Despite recent bipartisan investment in progressive reform of sentencing laws, Attorney General and royal pain Jeff Sessions has instructed his prosecutors to pursue a policy of maximum sentencing, and mandatory minimums.

Here’s what we think you should do about it:

1.  Look up your senator.

2.  Tell them you think Jeff Sessions’ latest instructions are unjust and unethical. Let them know that you fully support criminal justice reform legislation. Tell them that this issue matters to you when you’re considering your vote.

3.  Pass it on.

Lots of folks have been organizing for reform long before this current administration. Here are just a handful of the groups who have been fighting this fight, and who could use your support. Educate yourselves. Donate. Show up.

Families against Mandatory Minimums
The Sentencing Project
Color of Change
Essie Justice Group
Dignity and Power Now


Essie Justice Group
Harnessing the collective power of women with incarcerated loved ones.

Sentencing Project
The Sentencing Project has been working for a fair and effective U.S. justice system since 1986.


It’s important to remember that harsh sentencing laws disproportionately affect communities of color, making this an issue of race and power as much as it is about crime and jail.

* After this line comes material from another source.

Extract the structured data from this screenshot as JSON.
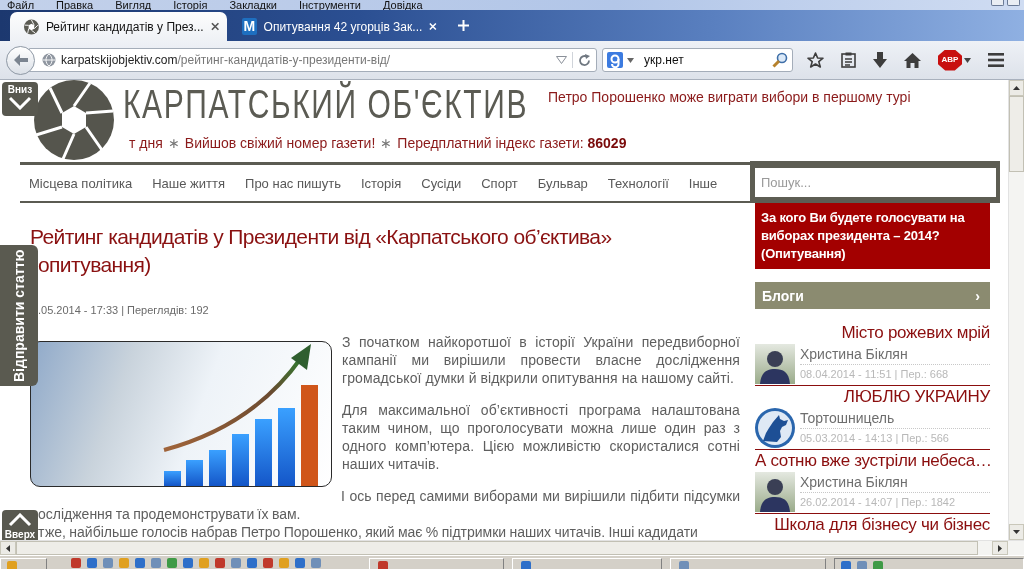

Here’s a list of recent literature which we think should be mandatory reading to help (mostly white, let’s be honest) folks understand how racism functions in the U.S.. Because knowledge is power. It enables you to be part of the solution. It makes you feel personally empowered to face the work at hand. And when you’re reading masters of the word, such as the authors suggested below, it can also be a terribly enjoyable process.

Between the World and Me | Ta-Nehisi Coates

The New Jim Crow: Mass Incarceration in the Age of Colorblindness | Michelle Alexander

Tears We Cannot Stop: A Sermon to White America | Michael Eric Dyson

Freedom Is a Constant Struggle: Ferguson, Palestine, and the Foundations of a Movement | Angela Davis

Does your library have all these books? If not, submit a request to get them added to the catalog.

We have this long history of racism in this country, and as it happens, the criminal justice system has been perhaps the most prominent instrument for administering racism. But the racism doesn’t actually come from the criminal justice system.
— Ta-Nehisi Coates

From Issue 13 - May 15, 2017